Cwiklinski, who does not have an EZ-Pass, recalls saying to his wife, "wow, we just got to go through the toll barrier without paying".
Or so he thought, until an envelope arrived in the mail three weeks later, from EZ-Pass, containing a notice of violation for going through that lane without a pass.
The violation notice stated that he owed one dollar for the toll plus a five dollar fine,...which would become a 25 dollar fine, if payment wasn't received in six days.
"I called the funeral home and they said just pay it, and we'll reimburse you. They were kind enough to do that," said Cwiklinski.
However, in his mind, that still did not make it right.
It's not so much the six dollars, it's the principal," he said.
Especially considering the decedent, Frank Brusino, a retired General of the New York Army National Guard, who was recognized for his more than 50 years of military service by President George W. Bush during a visit to Buffalo in 2004.
Cwiklinski first met Brusino when he served under him in a Green Beret unit in the late 1960's.
"I mean, if it were a politician, a county executive, a congressman or a state assemblyman, I'm sure they would have waived everything. It would have been taken care of," said Cwiklinski.
He called the EZ-Pass office in Albany, and within a few hours, got a call back from a manager, telling him the fine would be waived for him and about 50 other motorists in the procession who were flagged. All they would have to do was remit the one-dollar toll.
"What I thought was going to fall on deaf ears, was actually met with sincerity and they were nice to clear up the situation, and you don't usually get that within state government," said Cwiklinski, himself a retired state employee. "That's the way not just the state government, but any government should work. With the people, not against them."
Speaking of Brusino, Cwiklinski does not think his former commander would have ordered him to stand down either.
"He would stand for his troops no matter what, and I think it's time his troops stood for him, and I felt that's what I did," he said.
A situation like this almost never occurs, according to Amigone Funeral Homes, which handled the funeral arrangements.
Customarily when entering the Thruway, the procession is lead through a toll lane, with the lead funeral attendant paying for everyone in the procession. However, this time, the police escort went through the EZ-Pass lane, and seeking to keep everyone together, they followed.
The funeral home also confirmed for WGRZ-TV, that it stood ready to have paid any of the fines and tolls assessed the motorists in the procession.

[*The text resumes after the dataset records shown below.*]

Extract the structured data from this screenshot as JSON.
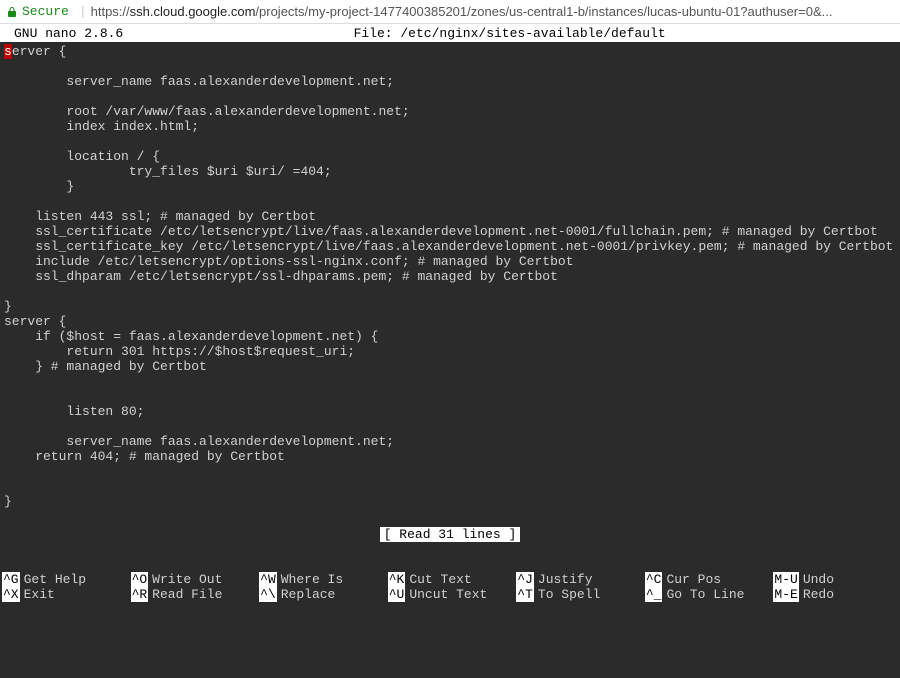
{
  "browser": {
    "secure_label": "Secure",
    "url_prefix": "https://",
    "url_host": "ssh.cloud.google.com",
    "url_path": "/projects/my-project-1477400385201/zones/us-central1-b/instances/lucas-ubuntu-01?authuser=0&..."
  },
  "nano": {
    "version": "GNU nano 2.8.6",
    "file_label": "File: /etc/nginx/sites-available/default",
    "status": "[ Read 31 lines ]"
  },
  "editor": {
    "cursor_char": "s",
    "rest_of_first_line": "erver {",
    "body": "\n\n        server_name faas.alexanderdevelopment.net;\n\n        root /var/www/faas.alexanderdevelopment.net;\n        index index.html;\n\n        location / {\n                try_files $uri $uri/ =404;\n        }\n\n    listen 443 ssl; # managed by Certbot\n    ssl_certificate /etc/letsencrypt/live/faas.alexanderdevelopment.net-0001/fullchain.pem; # managed by Certbot\n    ssl_certificate_key /etc/letsencrypt/live/faas.alexanderdevelopment.net-0001/privkey.pem; # managed by Certbot\n    include /etc/letsencrypt/options-ssl-nginx.conf; # managed by Certbot\n    ssl_dhparam /etc/letsencrypt/ssl-dhparams.pem; # managed by Certbot\n\n}\nserver {\n    if ($host = faas.alexanderdevelopment.net) {\n        return 301 https://$host$request_uri;\n    } # managed by Certbot\n\n\n        listen 80;\n\n        server_name faas.alexanderdevelopment.net;\n    return 404; # managed by Certbot\n\n\n}"
  },
  "shortcuts": {
    "row1": [
      {
        "key": "^G",
        "label": "Get Help"
      },
      {
        "key": "^O",
        "label": "Write Out"
      },
      {
        "key": "^W",
        "label": "Where Is"
      },
      {
        "key": "^K",
        "label": "Cut Text"
      },
      {
        "key": "^J",
        "label": "Justify"
      },
      {
        "key": "^C",
        "label": "Cur Pos"
      },
      {
        "key": "M-U",
        "label": "Undo"
      }
    ],
    "row2": [
      {
        "key": "^X",
        "label": "Exit"
      },
      {
        "key": "^R",
        "label": "Read File"
      },
      {
        "key": "^\\",
        "label": "Replace"
      },
      {
        "key": "^U",
        "label": "Uncut Text"
      },
      {
        "key": "^T",
        "label": "To Spell"
      },
      {
        "key": "^_",
        "label": "Go To Line"
      },
      {
        "key": "M-E",
        "label": "Redo"
      }
    ]
  }
}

Click on the video player to watch our story from 2 On Your Side Reporter Dave McKinley and Photojournalist Terry Belke. Follow Dave on Twitter: @DaveMcKinley2